Edit SSH configuration file.

sudo nano /etc/ssh/sshd_config

Disable X11 forwarding.

X11Forwarding no

Disable TCP forwarding.

AllowTcpForwarding no

Disable agent forwarding.

AllowAgentForwarding no

Restart SSH service.

sudo systemctl restart sshd.service

11. Limit User Permissions

Restrict SSH access to specific users or groups to minimize the risk of unauthorized access. Use the AllowUsers or AllowGroups directives to specify permitted users or groups.

Edit SSH configuration file.

sudo nano /etc/ssh/sshd_config

Limit SSH access to specific users.

AllowUsers username1 username2

Or limit SSH access to specific groups.

AllowGroups group1 group2

Restart SSH service.

sudo systemctl restart sshd.service

12. Optimize cryptographic settings

Configure SSH to use strong cryptographic algorithms and key exchange mechanisms to enhance security.

Edit SSH configuration file.

sudo nano /etc/ssh/sshd_config

Restart SSH service.

sudo systemctl restart sshd.service

Disable weak algorithms (e.g., SHA1, MD5).

# Disable weak MAC algorithms
MACs [email protected],[email protected]
# Disable weak key exchange algorithms
KexAlgorithms diffie-hellman-group-exchange-sha256
# Enable strong ciphers
Ciphers [email protected],[email protected],aes256-ctr,aes192-ctr,aes128-ctr

13. Implement rate-limiting for authentication attempts

Mitigate brute-force attacks by configuring SSH to limit the number of authentication attempts per connection or per unit of time.

Install and configure Fail2ban to monitor SSH authentication logs and dynamically block IP addresses that exhibit suspicious behavior.

sudo apt install fail2ban
sudo cp /etc/fail2ban/jail.conf /etc/fail2ban/jail.local
sudo nano /etc/fail2ban/jail.local

Add or modify the SSH section to enable SSH rate-limiting.

enabled = true
port = ssh
filter = sshd
logpath = /var/log/auth.log
maxretry = 5

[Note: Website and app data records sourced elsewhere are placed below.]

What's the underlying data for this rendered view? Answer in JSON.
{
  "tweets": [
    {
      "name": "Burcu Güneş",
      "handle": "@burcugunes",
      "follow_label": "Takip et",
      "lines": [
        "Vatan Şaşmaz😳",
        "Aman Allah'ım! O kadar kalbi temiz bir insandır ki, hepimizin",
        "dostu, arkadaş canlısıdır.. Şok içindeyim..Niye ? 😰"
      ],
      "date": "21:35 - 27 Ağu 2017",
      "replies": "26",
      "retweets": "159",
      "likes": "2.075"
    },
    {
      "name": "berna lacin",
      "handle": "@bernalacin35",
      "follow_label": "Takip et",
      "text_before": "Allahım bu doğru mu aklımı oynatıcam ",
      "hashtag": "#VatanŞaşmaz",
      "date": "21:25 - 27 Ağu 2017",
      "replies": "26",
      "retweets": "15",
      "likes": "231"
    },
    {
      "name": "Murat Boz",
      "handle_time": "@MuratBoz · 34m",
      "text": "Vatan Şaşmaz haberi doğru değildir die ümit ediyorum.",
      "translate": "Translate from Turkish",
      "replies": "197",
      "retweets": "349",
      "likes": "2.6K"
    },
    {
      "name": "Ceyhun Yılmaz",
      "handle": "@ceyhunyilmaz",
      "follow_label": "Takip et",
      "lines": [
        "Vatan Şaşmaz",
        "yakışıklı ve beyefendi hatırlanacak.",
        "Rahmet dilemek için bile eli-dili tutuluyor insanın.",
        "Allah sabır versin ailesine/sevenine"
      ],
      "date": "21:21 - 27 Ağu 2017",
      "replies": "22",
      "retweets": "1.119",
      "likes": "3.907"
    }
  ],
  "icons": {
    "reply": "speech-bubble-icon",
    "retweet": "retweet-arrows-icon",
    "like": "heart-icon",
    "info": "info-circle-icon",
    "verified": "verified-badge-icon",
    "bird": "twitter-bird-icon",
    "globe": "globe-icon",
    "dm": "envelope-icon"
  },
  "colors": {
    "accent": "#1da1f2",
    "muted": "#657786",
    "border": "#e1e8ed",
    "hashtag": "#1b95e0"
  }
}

Harden the SSH configuration on your single board computers by disabling unused features, limiting user permissions, optimizing cryptographic settings, and implementing rate-limiting for authentication attempts. These measures collectively strengthen the security of SSH access and help safeguard your SBCs against potential security threats and unauthorized access attempts. Regularly review and update your SSH configuration to adapt to evolving security best practices and mitigate emerging risks effectively.